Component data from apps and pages
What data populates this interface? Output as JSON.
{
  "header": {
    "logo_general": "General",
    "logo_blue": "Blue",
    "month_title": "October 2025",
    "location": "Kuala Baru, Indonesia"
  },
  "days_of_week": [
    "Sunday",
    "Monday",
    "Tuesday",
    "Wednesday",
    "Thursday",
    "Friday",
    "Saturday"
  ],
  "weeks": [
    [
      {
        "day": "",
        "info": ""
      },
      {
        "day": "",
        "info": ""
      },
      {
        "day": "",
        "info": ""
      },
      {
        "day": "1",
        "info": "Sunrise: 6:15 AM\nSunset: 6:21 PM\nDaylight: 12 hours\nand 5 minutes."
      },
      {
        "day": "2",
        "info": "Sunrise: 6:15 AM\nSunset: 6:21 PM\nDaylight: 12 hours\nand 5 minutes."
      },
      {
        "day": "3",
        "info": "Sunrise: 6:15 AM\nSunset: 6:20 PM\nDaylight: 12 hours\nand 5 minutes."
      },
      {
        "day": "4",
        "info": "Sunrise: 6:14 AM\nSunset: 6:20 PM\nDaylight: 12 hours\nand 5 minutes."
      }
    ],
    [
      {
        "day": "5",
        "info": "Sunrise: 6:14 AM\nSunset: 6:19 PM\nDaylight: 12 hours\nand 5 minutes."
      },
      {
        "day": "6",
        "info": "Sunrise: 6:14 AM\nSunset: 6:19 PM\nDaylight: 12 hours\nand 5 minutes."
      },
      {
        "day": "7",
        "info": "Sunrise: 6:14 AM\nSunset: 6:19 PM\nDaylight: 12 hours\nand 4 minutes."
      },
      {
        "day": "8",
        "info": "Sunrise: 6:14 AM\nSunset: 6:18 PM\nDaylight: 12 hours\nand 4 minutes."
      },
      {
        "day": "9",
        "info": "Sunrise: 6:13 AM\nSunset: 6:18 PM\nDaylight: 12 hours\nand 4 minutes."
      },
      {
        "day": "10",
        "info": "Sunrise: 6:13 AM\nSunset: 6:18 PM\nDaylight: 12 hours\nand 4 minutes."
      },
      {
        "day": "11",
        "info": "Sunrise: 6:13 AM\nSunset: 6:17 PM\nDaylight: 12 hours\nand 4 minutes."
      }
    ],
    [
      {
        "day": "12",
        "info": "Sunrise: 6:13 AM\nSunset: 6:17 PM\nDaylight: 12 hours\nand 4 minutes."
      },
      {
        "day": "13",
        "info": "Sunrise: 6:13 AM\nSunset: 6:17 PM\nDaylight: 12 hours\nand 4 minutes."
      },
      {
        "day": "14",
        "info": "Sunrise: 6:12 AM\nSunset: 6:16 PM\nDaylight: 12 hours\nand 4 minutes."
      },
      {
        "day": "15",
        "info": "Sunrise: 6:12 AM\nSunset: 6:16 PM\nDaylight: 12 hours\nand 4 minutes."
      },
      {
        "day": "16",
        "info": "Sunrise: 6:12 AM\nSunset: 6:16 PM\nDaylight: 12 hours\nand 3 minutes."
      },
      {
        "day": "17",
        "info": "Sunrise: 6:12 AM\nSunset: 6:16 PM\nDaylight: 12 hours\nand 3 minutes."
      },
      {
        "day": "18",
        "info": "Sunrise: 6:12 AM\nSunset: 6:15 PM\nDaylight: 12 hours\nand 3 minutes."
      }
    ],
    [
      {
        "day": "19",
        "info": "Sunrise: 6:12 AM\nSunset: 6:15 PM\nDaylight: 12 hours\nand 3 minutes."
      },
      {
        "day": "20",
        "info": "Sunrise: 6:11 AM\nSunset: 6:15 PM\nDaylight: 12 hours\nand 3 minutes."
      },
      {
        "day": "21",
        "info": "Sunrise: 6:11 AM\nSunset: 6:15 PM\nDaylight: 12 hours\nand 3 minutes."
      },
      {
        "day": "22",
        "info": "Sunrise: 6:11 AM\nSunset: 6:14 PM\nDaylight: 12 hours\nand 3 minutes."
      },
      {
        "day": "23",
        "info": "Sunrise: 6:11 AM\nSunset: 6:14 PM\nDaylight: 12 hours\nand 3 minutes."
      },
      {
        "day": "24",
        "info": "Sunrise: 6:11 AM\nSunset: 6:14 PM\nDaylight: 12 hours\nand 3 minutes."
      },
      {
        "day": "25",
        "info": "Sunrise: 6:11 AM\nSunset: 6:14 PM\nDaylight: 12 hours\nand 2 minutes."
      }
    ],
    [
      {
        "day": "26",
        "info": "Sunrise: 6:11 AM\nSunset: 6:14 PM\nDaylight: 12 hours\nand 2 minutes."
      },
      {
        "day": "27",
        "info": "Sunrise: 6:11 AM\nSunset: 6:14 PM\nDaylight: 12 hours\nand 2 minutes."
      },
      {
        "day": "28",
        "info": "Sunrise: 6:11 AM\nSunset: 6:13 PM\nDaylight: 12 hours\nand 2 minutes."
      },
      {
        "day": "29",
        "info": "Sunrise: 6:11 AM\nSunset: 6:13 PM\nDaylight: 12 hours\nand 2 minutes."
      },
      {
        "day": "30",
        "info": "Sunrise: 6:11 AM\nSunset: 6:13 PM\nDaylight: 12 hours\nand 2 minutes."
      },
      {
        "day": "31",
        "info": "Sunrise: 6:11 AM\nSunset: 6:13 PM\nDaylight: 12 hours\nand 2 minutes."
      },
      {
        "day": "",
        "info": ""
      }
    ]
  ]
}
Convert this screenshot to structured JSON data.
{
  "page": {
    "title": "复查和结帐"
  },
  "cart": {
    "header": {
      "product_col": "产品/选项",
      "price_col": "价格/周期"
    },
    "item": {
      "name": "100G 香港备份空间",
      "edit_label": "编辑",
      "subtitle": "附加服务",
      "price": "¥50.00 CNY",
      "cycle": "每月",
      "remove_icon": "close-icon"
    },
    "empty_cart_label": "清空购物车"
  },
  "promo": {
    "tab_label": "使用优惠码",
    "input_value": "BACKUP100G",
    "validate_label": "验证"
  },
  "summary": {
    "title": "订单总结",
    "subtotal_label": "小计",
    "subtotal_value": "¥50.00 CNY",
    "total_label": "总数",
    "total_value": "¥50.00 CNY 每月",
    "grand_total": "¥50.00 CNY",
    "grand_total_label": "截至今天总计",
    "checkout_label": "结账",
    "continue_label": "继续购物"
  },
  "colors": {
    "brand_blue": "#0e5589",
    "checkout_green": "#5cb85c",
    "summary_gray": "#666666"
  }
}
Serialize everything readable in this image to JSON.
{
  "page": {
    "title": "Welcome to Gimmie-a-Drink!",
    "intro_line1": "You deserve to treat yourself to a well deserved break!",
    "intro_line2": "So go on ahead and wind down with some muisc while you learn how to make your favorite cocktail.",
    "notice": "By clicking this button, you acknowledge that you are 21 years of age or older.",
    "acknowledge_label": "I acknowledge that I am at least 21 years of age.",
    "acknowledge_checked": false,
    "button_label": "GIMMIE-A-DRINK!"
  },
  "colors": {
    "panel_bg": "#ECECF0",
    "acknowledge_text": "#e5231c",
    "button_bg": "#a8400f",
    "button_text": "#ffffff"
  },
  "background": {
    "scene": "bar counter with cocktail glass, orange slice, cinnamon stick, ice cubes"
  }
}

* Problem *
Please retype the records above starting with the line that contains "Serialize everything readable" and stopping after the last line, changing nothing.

* Task output *
Serialize everything readable in this image to JSON.
{
  "page": {
    "title": "Welcome to Gimmie-a-Drink!",
    "intro_line1": "You deserve to treat yourself to a well deserved break!",
    "intro_line2": "So go on ahead and wind down with some muisc while you learn how to make your favorite cocktail.",
    "notice": "By clicking this button, you acknowledge that you are 21 years of age or older.",
    "acknowledge_label": "I acknowledge that I am at least 21 years of age.",
    "acknowledge_checked": false,
    "button_label": "GIMMIE-A-DRINK!"
  },
  "colors": {
    "panel_bg": "#ECECF0",
    "acknowledge_text": "#e5231c",
    "button_bg": "#a8400f",
    "button_text": "#ffffff"
  },
  "background": {
    "scene": "bar counter with cocktail glass, orange slice, cinnamon stick, ice cubes"
  }
}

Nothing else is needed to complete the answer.